Jye Parkinson at Yaroomba Beach. Photo: Jesse Parkinson.
From Manyana to Spring Creek and Yaroomba there has been a real groundswell of local communities coming together to oppose developments that threaten wild places. Why do you think we’re seeing this happening more and more?
Narelle: People are directly experiencing the impacts from inappropriate development such as loss of vegetation, wildlife and lifestyle.
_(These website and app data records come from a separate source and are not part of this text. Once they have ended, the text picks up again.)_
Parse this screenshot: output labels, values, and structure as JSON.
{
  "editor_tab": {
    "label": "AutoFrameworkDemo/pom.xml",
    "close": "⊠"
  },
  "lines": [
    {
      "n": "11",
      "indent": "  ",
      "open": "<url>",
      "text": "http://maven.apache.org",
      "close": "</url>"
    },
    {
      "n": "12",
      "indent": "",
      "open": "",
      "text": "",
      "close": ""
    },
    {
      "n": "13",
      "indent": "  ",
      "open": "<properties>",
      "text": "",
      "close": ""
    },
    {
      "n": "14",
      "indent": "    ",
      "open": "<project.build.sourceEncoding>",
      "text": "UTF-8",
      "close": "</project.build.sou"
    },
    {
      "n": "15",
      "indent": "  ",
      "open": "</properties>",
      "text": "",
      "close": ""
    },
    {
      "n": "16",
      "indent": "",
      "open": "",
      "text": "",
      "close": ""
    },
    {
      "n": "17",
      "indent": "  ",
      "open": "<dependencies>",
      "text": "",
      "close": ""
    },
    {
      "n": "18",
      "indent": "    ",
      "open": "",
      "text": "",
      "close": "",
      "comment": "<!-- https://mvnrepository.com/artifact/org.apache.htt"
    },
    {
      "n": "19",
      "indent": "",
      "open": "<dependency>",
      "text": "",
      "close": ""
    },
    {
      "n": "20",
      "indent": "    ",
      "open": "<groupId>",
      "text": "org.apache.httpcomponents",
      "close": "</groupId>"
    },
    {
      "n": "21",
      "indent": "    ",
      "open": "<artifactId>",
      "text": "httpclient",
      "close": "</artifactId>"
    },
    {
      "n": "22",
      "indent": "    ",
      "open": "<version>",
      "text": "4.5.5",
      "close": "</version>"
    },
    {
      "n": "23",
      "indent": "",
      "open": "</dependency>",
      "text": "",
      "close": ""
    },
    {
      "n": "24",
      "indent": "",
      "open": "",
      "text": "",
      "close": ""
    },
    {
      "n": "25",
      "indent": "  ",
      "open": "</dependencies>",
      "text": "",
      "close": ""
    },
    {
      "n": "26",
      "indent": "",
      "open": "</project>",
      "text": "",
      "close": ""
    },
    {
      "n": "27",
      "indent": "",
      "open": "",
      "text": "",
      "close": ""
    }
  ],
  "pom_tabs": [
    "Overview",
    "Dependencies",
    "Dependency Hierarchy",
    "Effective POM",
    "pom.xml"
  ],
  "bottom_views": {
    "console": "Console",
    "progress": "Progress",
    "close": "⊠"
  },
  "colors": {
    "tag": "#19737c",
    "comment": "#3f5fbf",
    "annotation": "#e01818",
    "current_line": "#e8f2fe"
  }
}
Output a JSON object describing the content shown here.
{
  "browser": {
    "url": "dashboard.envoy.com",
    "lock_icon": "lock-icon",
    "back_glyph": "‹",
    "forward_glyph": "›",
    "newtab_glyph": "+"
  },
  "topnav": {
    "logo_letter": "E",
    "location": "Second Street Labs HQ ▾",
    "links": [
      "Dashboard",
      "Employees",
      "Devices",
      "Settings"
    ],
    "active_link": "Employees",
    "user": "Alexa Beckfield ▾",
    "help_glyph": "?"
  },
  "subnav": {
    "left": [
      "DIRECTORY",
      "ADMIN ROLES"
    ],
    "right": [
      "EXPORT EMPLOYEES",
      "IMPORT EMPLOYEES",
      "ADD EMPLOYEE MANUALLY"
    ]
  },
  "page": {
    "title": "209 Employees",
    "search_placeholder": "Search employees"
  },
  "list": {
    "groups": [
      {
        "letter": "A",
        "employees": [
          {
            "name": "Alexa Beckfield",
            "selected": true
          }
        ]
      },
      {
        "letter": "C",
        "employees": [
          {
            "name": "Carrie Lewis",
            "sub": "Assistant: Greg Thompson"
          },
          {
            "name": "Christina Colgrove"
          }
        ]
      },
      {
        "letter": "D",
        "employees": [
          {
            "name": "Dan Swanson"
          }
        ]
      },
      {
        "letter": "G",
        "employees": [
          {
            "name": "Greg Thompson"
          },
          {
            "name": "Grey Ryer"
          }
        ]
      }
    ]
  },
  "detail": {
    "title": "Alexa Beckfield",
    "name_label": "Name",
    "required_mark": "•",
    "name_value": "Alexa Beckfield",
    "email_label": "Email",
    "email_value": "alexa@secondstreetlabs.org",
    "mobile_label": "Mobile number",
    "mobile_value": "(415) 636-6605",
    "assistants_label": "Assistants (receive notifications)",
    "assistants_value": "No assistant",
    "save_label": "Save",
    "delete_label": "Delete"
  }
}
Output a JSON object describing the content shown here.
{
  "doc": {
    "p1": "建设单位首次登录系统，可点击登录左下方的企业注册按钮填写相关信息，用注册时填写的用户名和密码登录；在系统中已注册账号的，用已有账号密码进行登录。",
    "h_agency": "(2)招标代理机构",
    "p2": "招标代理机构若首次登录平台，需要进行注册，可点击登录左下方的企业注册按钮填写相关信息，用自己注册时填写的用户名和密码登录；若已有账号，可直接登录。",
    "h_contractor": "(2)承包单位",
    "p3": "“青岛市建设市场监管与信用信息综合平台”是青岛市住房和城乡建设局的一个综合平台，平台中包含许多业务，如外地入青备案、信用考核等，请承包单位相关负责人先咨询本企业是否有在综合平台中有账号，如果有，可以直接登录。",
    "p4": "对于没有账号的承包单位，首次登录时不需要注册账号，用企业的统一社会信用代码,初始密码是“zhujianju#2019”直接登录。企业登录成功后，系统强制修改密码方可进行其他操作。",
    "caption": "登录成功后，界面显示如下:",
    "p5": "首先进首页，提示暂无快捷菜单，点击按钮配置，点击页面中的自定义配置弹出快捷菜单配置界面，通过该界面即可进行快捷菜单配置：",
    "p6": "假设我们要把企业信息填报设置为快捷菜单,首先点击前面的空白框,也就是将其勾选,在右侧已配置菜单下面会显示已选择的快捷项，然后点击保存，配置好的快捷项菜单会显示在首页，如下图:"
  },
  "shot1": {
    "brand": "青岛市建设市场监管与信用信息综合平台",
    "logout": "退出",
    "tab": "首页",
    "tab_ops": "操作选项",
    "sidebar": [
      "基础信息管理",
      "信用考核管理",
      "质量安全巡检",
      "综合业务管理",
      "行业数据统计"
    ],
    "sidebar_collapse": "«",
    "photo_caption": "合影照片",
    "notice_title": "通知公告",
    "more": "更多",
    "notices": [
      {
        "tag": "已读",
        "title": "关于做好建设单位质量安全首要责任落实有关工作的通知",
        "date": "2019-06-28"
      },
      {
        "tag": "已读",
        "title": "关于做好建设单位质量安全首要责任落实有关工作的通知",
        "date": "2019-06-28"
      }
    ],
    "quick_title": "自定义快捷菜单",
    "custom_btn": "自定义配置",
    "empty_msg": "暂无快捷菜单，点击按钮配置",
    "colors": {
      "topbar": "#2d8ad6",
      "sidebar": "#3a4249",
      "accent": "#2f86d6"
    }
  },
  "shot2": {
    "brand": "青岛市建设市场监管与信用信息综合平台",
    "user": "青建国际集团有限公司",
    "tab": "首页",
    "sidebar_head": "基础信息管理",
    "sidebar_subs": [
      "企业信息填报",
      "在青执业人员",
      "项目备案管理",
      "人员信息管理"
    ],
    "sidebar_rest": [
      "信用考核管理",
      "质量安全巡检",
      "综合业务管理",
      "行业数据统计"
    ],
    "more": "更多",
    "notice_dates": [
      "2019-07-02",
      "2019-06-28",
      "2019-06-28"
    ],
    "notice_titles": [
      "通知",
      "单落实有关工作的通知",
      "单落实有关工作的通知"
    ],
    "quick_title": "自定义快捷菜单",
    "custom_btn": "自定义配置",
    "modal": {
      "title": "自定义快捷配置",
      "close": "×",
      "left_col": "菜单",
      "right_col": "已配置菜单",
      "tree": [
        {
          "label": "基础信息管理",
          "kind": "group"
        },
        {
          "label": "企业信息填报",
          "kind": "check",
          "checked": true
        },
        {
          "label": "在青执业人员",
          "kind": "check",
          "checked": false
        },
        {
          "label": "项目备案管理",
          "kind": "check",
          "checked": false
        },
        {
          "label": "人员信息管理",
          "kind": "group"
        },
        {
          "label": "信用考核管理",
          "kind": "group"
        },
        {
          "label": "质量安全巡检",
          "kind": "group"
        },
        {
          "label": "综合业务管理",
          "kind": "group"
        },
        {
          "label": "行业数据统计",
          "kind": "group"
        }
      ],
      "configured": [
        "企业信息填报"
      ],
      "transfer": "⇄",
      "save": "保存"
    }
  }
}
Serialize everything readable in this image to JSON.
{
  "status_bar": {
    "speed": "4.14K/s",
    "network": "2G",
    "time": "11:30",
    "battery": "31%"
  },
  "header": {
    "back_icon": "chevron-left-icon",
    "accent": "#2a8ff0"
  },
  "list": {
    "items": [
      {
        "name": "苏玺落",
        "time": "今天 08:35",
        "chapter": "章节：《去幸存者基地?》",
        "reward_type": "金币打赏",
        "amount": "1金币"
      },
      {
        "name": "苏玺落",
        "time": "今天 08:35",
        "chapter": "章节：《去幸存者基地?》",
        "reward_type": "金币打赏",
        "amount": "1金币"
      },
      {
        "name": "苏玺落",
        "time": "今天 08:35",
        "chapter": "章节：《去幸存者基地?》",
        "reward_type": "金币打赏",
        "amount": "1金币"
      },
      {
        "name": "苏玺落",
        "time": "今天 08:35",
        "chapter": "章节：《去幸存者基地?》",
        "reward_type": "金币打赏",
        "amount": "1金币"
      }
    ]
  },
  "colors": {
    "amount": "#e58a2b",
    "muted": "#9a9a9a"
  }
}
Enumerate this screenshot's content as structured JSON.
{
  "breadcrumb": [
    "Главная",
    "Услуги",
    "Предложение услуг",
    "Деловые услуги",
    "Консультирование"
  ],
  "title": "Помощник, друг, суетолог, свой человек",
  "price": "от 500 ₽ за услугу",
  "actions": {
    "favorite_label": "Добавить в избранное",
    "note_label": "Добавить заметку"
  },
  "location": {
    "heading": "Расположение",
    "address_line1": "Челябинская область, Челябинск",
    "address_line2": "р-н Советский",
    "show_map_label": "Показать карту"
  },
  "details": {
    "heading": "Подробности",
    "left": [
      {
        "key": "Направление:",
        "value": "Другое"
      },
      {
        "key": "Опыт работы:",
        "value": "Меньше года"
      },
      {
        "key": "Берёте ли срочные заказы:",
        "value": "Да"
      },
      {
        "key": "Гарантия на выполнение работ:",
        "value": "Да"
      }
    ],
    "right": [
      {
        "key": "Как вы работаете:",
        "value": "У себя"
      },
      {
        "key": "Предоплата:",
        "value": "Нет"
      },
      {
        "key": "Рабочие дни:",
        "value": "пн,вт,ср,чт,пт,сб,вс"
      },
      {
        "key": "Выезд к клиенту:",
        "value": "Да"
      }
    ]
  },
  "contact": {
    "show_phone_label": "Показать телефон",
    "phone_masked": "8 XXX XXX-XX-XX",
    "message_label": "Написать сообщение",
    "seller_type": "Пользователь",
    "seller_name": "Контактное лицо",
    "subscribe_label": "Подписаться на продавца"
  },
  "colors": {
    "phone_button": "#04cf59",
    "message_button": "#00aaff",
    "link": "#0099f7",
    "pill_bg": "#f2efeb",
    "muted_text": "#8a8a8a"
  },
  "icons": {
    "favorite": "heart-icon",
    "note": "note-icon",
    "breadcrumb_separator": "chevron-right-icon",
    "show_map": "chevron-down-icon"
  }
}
Jye: The people here appreciate how extraordinary Yaroomba is for lots of different reasons, and also its importance in the bigger picture of preserving natural environments. They're also fed up with those in charge disregarding the wishes of the people who elected them, and flat out ignoring the very mechanisms in place to ensure inappropriate high-density developments such as this do not go ahead. The Sunshine Coast Council ignored 9,000 written objections to the development (which constituted 76% of the total received). The Council conveniently discounted the fact that the proposed development breaches the Sunshine Coast Planning Scheme – A statutory document that was agreed upon by the council and residents of the Sunshine Coast, and which cost those rate payers $15 million to produce. To add insult to injury, the Council continue to use rate payer money for legal costs associated with fighting the very people they are meant to represent.
Photo: Cooper Brady.
Do you think these movements can be effective?
Narelle: Yes, people power is crucial and has historically shown how powerful and inspiring a galvanised and passionate community can be. There is an incredible legacy of campaign wins that have shaped our communities, our environment and our identity.
Banner image – Yaroomba locals protest the development on their home beach in early 2020. Photo: Cooper Brady.